Kate Harmon, program manager for LaunchPad, said the event was a combination of popular innovation programs, such as hack-a-thons and start-up weekends.

“Start-up weekends are programs where entrepreneurs go for a weekend to develop ideas, and similar events with technology are hack-a-thons,” Harmon said. “In both cases individuals are creating something in a short duration.”

James Bracken, dean of University Libraries, said he was very excited to have students who wouldn’t usually come in to the library working in it.

Bracken said Innov8athon gave the library the opportunity to complement students in building their business ideas.

“We have given the students types of resources they don’t think they need and gave them a place to come together,” Bracken said.

Zachary Mikrut, marketing and events manager for LaunchPad, said the goal of Innov8athon and the LaunchPad program is to be open to and bring together students of all majors.

“We want to get all these different students, have them collaborating together and use all their different skill sets to build businesses,” Mikrut said. “We thought the Innov8athon is an interesting fit to get these students to collaborate now.”
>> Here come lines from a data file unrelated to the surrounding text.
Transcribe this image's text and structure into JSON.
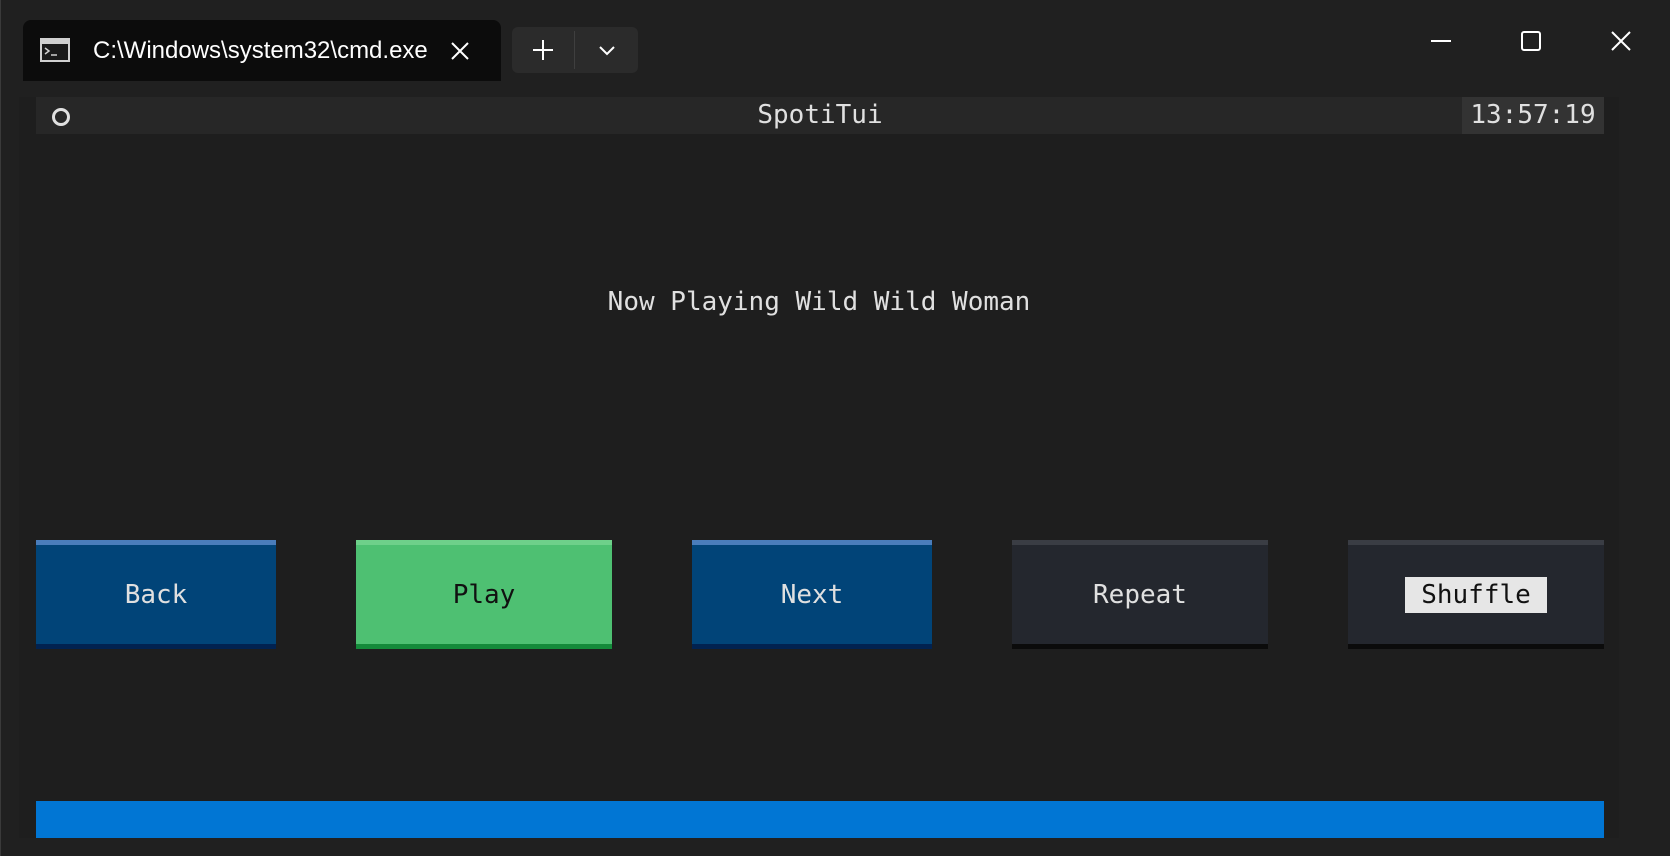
{
  "window": {
    "tab_title": "C:\\Windows\\system32\\cmd.exe",
    "icons": {
      "tab": "cmd-icon",
      "close_tab": "close-icon",
      "new_tab": "plus-icon",
      "dropdown": "chevron-down-icon",
      "minimize": "minimize-icon",
      "maximize": "maximize-icon",
      "close": "close-icon"
    }
  },
  "app": {
    "title": "SpotiTui",
    "clock": "13:57:19",
    "now_playing": "Now Playing Wild Wild Woman",
    "buttons": [
      {
        "label": "Back",
        "variant": "primary"
      },
      {
        "label": "Play",
        "variant": "success"
      },
      {
        "label": "Next",
        "variant": "primary"
      },
      {
        "label": "Repeat",
        "variant": "default"
      },
      {
        "label": "Shuffle",
        "variant": "default",
        "focused": true
      }
    ],
    "progress": 1.0
  },
  "colors": {
    "terminal_bg": "#1e1e1e",
    "primary": "#014478",
    "success": "#4ec072",
    "default": "#24272e",
    "progress": "#0176d4"
  }
}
Daniel Gur, senior computer science major, and David Steinberg, senior electronic media major, were awarded first prize of $1,000 for their business concept UniForm.

UniForm is a mobile application that acts as an automated process for filling out medical forms.

“Generally, you’re sick and not feeling great and don’t have the energy or desire to fill out paperwork when you go to the doctor’s office,” Steinberg said. “From the perspective of the hospital, it will eliminate the potential of mismatching records or having to deal with actual paper.”

Gur and Steinberg said the Innov8athon was a new learning experience and something they would get involved with again.

“Usually we do hack-a-thons where we do just programming and we don’t have to construct any business plans or strategy,” Gur said. “It was nice seeing it from the different perspective.”

The second place prize of $300 was awarded to Emily Thomas, senior fashion design major; and Dmitry Kantarocivh, junior managerial marketing major, for their T-shirt company concept Creashirts.

Kantarocivh said Innov8athon was his first time participating in a business planning competition and taught him valuable information on being an entrepreneur.

“To hear people speak about what it takes to run a business, to get it going was good advice and interesting,” he said. “I really can say even if your idea doesn’t work the first time, you have to reformulate, take the criticism and move forward from there.”

Thomas said she has always wanted to have her own business and competing in the event helped her build more faith in herself as an entrepreneur.

“Planning out my idea has helped me become more enthused about it all,” Thomas said. “I’m less insecure about myself or the potential I have, and I trust myself more on making the right decisions.”

Dominique Todd is the Library and Info reporter for the Daily Kent Stater.

Contact Dominique Todd at [email protected].